* Material provided
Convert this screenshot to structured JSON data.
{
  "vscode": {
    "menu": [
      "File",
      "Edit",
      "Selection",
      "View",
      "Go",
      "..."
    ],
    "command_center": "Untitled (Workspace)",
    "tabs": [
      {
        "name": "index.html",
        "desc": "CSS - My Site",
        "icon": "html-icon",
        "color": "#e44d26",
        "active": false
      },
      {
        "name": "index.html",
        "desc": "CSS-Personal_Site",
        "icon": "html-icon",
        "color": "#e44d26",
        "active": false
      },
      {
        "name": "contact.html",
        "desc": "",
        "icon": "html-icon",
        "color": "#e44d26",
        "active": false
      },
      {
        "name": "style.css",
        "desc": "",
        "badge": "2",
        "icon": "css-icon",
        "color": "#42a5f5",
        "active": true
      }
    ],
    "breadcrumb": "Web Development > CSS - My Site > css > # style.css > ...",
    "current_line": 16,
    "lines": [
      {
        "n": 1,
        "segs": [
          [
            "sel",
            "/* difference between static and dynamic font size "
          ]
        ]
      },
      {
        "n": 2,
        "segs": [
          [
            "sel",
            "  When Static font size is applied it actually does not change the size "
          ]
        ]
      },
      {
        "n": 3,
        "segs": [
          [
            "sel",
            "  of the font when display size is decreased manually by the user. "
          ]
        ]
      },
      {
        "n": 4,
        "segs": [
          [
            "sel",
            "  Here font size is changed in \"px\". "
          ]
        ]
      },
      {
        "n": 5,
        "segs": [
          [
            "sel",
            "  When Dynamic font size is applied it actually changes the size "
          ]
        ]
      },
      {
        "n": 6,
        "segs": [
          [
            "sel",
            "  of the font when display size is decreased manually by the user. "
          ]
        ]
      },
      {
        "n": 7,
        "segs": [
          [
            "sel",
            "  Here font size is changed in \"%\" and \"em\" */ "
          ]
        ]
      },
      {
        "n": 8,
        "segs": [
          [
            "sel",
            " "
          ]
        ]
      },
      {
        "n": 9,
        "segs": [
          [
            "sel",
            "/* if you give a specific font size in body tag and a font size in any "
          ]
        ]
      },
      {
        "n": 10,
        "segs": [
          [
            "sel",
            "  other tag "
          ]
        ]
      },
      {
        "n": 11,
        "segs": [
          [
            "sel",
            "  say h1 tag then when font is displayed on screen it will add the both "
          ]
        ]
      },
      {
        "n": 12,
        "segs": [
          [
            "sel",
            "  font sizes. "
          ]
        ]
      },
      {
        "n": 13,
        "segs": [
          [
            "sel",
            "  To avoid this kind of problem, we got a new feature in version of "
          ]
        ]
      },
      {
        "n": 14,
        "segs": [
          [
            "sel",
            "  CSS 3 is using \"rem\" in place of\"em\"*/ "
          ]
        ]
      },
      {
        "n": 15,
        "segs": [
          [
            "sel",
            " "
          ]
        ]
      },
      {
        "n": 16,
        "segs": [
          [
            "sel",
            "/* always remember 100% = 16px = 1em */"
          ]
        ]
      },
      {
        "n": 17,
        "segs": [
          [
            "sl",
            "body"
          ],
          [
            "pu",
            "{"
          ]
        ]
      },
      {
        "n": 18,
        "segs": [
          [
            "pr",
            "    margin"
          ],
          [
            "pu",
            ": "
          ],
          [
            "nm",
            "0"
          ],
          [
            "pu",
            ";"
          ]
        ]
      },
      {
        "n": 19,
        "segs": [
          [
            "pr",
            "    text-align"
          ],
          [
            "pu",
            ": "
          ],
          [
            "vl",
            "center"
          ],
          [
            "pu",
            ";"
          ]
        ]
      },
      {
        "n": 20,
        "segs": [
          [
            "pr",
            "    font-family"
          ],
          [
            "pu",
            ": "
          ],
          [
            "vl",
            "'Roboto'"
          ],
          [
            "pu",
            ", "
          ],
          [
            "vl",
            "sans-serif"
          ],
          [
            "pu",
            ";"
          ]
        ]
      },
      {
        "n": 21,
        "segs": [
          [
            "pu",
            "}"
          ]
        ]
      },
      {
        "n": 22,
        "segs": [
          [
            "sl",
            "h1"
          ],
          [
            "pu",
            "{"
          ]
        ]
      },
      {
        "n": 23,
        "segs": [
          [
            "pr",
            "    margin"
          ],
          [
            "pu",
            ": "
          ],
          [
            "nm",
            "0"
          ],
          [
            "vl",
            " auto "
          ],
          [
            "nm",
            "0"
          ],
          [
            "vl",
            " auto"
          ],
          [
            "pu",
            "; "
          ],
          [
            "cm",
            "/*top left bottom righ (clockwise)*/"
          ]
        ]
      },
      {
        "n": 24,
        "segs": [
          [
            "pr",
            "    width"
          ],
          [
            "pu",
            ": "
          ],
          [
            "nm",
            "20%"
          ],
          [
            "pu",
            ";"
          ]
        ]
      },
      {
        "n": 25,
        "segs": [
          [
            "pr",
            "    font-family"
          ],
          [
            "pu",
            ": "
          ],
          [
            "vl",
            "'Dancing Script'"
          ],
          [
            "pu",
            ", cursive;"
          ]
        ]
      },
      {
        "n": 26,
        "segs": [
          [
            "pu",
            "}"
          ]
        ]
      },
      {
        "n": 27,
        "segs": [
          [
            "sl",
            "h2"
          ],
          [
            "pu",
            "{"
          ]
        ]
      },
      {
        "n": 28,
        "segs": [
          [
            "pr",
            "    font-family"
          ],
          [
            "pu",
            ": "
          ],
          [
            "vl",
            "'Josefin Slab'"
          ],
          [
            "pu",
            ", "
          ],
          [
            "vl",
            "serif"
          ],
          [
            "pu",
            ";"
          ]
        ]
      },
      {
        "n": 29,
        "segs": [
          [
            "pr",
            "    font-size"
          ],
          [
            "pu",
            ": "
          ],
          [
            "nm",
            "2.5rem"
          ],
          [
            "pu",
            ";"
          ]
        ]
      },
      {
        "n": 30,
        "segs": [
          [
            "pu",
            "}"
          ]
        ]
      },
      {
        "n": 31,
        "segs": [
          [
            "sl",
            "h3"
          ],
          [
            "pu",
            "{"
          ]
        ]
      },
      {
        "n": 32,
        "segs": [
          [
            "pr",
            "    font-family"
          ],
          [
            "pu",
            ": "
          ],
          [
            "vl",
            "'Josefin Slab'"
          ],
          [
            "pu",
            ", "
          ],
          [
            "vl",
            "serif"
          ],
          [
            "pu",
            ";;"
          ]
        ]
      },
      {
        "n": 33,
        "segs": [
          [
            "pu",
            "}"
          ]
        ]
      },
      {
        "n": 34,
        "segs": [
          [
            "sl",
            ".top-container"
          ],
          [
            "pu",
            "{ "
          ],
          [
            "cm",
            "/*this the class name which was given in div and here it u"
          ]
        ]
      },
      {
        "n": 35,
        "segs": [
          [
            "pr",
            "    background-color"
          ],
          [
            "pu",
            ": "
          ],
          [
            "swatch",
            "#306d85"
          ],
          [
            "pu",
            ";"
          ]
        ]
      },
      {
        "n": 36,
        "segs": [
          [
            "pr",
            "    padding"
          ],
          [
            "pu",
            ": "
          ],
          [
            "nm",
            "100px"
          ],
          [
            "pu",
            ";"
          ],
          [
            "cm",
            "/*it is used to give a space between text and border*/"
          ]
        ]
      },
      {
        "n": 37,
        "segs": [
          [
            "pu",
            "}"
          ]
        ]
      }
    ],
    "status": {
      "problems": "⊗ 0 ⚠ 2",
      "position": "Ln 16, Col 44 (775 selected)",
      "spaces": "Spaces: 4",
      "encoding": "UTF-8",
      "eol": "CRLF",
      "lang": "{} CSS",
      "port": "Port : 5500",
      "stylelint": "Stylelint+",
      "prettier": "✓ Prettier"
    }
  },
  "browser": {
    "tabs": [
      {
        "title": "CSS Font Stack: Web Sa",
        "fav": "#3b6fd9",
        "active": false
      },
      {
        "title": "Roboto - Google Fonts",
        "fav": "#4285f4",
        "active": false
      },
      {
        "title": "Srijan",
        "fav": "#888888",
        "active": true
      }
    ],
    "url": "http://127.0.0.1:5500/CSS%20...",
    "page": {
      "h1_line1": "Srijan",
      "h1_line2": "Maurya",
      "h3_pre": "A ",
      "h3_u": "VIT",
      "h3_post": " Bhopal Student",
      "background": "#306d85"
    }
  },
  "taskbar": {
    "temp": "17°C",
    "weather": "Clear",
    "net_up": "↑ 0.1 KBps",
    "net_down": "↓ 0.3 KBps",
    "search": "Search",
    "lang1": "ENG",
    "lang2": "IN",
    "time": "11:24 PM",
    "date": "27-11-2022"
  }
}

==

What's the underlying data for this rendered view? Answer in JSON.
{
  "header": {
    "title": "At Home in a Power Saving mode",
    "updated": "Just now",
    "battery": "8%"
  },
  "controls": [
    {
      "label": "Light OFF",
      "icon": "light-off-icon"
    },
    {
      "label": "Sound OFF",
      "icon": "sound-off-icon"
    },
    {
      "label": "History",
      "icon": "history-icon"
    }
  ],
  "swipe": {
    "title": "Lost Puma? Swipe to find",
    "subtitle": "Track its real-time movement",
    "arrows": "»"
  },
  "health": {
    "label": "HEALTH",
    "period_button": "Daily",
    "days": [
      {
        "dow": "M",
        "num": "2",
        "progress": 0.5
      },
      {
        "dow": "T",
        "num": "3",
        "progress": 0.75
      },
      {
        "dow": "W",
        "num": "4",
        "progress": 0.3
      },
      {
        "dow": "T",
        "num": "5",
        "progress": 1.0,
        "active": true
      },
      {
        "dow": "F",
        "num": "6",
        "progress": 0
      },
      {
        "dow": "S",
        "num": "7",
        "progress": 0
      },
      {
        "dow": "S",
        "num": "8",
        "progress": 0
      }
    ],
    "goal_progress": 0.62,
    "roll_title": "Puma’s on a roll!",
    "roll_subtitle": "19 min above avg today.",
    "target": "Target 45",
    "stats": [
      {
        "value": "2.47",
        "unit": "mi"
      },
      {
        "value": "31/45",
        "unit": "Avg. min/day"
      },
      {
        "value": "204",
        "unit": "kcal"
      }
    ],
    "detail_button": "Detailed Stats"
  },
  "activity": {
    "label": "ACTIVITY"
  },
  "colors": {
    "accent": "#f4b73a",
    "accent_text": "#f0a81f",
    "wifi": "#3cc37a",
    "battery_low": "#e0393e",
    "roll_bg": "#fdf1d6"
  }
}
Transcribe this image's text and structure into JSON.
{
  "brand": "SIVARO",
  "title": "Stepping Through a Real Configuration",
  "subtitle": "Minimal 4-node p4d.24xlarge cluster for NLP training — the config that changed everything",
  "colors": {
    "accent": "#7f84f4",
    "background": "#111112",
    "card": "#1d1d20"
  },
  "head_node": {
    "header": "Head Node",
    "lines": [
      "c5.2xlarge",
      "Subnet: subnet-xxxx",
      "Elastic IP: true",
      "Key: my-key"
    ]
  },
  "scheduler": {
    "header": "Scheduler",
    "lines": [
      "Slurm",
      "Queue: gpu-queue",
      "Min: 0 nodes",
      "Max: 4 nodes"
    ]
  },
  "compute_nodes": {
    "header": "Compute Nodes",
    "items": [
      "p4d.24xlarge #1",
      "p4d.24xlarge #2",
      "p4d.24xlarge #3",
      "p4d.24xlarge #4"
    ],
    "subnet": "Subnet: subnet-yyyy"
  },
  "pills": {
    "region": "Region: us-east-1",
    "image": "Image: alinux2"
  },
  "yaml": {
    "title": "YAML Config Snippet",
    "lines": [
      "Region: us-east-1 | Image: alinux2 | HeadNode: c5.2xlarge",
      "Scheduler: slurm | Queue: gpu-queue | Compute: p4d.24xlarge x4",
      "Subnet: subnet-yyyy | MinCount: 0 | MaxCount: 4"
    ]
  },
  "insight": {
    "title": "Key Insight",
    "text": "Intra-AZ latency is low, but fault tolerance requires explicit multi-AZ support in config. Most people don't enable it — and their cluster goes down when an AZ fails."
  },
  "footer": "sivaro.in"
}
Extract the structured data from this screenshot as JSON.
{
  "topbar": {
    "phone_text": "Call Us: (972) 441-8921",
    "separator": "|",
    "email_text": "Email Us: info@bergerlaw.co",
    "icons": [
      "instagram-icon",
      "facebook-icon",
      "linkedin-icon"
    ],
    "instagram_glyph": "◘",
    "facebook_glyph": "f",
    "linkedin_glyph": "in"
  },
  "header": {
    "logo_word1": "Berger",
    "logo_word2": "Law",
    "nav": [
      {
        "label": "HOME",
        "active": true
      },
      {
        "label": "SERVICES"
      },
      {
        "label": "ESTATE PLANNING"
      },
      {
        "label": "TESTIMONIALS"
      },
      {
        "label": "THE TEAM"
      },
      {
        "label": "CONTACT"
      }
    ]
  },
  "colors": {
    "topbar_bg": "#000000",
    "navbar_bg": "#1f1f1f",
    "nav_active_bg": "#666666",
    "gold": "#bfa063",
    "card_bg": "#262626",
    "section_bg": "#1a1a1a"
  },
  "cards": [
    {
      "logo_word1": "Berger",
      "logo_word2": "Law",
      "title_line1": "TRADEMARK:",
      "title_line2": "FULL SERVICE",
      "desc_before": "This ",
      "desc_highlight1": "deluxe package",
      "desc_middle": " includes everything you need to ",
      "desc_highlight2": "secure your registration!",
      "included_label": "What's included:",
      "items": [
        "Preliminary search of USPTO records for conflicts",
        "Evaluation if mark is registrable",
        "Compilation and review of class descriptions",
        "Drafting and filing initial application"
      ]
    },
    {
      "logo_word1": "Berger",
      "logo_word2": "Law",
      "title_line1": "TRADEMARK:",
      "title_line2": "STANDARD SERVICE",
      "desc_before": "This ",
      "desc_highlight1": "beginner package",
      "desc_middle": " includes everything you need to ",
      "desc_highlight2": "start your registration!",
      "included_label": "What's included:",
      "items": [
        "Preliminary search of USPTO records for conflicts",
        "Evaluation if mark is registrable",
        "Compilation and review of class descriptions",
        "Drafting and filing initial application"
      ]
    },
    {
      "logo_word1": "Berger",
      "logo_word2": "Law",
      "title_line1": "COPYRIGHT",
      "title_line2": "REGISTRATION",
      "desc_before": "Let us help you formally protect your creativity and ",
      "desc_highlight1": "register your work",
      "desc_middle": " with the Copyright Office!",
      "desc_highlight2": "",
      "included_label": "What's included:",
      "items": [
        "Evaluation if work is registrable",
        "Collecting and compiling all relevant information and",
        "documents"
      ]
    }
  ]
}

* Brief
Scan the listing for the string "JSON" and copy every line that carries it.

* Worked solution
Convert this screenshot to structured JSON data.
What's the underlying data for this rendered view? Answer in JSON.
Transcribe this image's text and structure into JSON.
Extract the structured data from this screenshot as JSON.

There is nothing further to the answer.